I found numerous items to be notable – although I don’t necessarily agree with them – both within the article and in the forecasts section.

An excerpt:

Still, economists on average expect the economy to grow just 1% in 2024, about half its normal long-run rate, and a significant slowing from an estimated 2.6% in 2023.

As seen in the “Recession Probability” section, the average response as to whether the economy will be in a recession within the next 12 months was 39%. The individual estimates, of those who responded, ranged from 1% to 80%.  For reference, the average response in October’s survey [the previously published survey] was 48%.

As stated in the article, the survey’s 71 respondents were academic, financial and business economists.  The survey was conducted January 5 – January 9. Not every economist answered every question.

Economic Forecasts

The current average forecasts among economists polled include the following:


full-year 2023:  2.65%

full-year 2024:  1.01%

full-year 2025:  1.99%

full-year 2026:  2.01%

Unemployment Rate:

December 2024: 4.30%

December 2025: 4.13%

December 2026: 3.99%

10-Year Treasury Yield:

December 2024: 3.79%

December 2025: 3.68%

December 2026: 3.65%


Please Note – The above is excerpted from the (published by RevSD, LLC) post of January 14, 2024, titled “The January 2024 Wall Street Journal Economic Forecast Survey


RevSD, LLC offers the above commentary for informational purposes only, and does not necessarily agree with the views expressed by these outside parties.

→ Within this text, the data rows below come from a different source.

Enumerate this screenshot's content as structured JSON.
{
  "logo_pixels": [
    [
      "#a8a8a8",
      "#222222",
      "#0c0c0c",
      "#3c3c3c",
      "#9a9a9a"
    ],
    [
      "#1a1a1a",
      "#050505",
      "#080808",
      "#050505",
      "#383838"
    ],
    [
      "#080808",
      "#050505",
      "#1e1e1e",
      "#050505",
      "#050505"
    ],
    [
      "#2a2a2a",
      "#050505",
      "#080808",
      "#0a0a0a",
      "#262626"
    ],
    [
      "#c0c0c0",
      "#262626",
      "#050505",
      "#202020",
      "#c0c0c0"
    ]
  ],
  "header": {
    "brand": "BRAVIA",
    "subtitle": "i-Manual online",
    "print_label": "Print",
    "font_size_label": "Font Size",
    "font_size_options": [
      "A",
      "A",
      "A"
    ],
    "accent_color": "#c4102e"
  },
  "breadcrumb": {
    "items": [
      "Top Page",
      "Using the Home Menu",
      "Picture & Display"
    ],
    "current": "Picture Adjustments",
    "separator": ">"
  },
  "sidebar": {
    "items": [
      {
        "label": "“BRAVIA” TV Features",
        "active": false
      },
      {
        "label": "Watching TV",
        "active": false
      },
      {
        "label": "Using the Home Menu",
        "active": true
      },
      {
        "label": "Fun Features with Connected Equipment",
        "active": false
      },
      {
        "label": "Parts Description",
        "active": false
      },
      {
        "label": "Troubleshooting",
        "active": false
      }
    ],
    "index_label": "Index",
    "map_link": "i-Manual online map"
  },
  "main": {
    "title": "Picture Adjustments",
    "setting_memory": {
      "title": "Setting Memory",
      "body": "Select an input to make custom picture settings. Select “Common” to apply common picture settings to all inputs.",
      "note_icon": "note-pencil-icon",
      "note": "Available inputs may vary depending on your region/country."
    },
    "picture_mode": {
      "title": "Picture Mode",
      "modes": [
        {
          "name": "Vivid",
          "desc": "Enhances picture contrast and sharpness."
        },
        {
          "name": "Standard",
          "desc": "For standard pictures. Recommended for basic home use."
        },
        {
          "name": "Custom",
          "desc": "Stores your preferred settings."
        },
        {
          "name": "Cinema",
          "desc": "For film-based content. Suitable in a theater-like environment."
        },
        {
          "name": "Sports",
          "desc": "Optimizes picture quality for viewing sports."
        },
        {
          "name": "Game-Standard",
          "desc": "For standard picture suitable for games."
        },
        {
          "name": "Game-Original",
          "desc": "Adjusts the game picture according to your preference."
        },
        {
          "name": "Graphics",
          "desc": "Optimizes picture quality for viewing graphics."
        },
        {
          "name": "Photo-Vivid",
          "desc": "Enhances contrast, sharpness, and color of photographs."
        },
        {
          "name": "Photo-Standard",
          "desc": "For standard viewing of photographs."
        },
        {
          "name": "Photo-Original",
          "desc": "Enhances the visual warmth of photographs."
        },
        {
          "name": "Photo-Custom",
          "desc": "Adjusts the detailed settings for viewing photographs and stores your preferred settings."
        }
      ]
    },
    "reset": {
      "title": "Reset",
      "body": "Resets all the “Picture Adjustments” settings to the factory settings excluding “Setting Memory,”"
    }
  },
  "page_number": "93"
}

RevSD, LLC is a management consulting firm and strategic advisory that focuses on the analysis of current and future weak(ening) economic conditions, and offers businesses and other entities advice, strategies, and actionable methods on how to optimally adapt to such challenging, complex conditions.